One of my clients recently asked me what organizations should expect for information security and privacy in 2019. My short answer: More! He appreciated my in-depth discussion with him so much, I decided to share a few of my high-level points from that conversation. Here is what to expect in five key areas in 2019, and beyond.
1. More ransomware
Why? More businesses, organizations and people are paying the ransoms. Cybercrooks will use what makes money, so they will use more ransomware. Even when organizations say they have up-to-date backups, business leaders have gone ahead and paid ransoms because they said it would be quicker to do so than to restore their data and applications from their own backups. If this is true, then they clearly have insufficient backup and disaster recovery procedures.
Two actions (of many necessary) to help prevent ransomware losses:
- Encrypt all your data. Ransomware crooks are increasingly taking copies of data before they use their own encryption to take your data hostage. Turn the tables on the crooks: strongly encrypt your data so if they succeed in stealing it, they will be unable to use and sell your organization’s data to their crook colleagues.
- Implement an effective backup and recovery program. Here are just a few of the necessary actions:
- Make frequent backups.
- Create a procedure to quickly restore data and systems.
- Establish a disaster recovery team to follow the procedure.
- Test the procedure with the team to ensure it works, and to determine how long data recovery will take.
- Modify the procedure as necessary to improve on the results, including recovery times.
2. More attacks to the USA critical infrastructure
Why? More of the energy, water, healthcare, transportation, communications, and all other systems that comprise the USA critical infrastructure, are demonstrably, incredibly vulnerable. This is not unique to the USA; most (if not all) other countries also have significant vulnerabilities within their critical infrastructure which attract nation-state hackers, and others who simply want to cause disruption or steal valuable intellectual property and other data. A weakness within one sector presents a threat to all others connected in any way to it. Many weak points exist throughout the entire homeland critical infrastructure that could be exploited to cause mass disruption, as well as actual physical harm. Large amounts of personal data are also stored and transmitted within the critical infrastructure, and massive privacy breaches have already occurred through a wide variety of incidents.
Two actions (of many necessary) to help improve critical infrastructure security:
- Require all entities involved to establish strong cybersecurity programs. Each organization that is part of the critical infrastructure should establish a risk-based information security program to mitigate the likelihood of successful threat and vulnerability exploitations and privacy breaches. All such entities should be encouraged (if not required) to use standards and resources available from government and/or legitimate and vetted standards agencies, such as the NIST Framework for Improving Critical Infrastructure Cybersecurity and the CISA National Cybersecurity and Communications Integration Center (NCCIC).
- Require all entities involved to establish strong privacy programs.
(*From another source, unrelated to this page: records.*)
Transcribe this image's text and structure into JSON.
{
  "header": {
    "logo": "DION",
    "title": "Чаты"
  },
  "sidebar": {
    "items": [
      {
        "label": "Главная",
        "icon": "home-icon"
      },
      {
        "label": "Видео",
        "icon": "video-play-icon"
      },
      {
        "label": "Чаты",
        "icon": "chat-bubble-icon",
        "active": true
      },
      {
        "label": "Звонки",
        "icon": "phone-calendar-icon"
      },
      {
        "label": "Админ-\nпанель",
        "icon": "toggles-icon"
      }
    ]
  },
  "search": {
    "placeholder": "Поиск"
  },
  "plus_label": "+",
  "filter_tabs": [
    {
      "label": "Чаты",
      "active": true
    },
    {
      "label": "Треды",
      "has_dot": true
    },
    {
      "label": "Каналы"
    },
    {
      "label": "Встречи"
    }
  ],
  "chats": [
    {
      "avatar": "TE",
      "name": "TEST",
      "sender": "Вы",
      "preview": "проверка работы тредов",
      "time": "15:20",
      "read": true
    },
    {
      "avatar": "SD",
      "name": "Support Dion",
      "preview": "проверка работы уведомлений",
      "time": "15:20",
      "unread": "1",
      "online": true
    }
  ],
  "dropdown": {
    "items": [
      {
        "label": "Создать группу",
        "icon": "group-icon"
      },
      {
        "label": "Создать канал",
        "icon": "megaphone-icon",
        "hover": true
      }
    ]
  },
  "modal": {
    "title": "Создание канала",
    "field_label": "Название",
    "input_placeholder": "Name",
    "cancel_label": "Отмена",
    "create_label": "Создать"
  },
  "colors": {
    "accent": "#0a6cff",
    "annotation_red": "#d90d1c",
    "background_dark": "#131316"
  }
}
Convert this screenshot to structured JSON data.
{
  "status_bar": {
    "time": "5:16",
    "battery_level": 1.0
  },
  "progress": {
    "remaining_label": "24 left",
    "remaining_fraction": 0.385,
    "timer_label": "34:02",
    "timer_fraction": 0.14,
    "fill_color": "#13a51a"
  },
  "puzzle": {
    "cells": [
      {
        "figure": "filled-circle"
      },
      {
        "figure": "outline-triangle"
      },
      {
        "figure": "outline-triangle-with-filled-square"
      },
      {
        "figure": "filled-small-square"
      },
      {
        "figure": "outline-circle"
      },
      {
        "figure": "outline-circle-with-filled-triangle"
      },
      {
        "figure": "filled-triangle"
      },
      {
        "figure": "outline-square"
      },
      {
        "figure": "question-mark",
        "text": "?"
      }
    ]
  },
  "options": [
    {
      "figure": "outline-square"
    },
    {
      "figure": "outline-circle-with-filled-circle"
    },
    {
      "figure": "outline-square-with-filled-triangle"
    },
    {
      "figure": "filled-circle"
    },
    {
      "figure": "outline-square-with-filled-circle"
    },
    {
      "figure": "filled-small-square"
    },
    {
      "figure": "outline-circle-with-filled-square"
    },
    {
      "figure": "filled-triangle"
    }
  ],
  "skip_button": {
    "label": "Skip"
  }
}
Each organization that is part of the critical infrastructure should establish a risk-based privacy protection program to mitigate the likelihood of privacy breaches, for not only taxpayers, consumers and patients, but also for all those who work within the organizations. They should be encouraged (if not required) to use privacy standards and resources available from government and/or legitimate and vetted standards agencies, such as the OECD Privacy Guidelines, EU GDPR Principles, and the NIST Privacy Framework that is currently being established.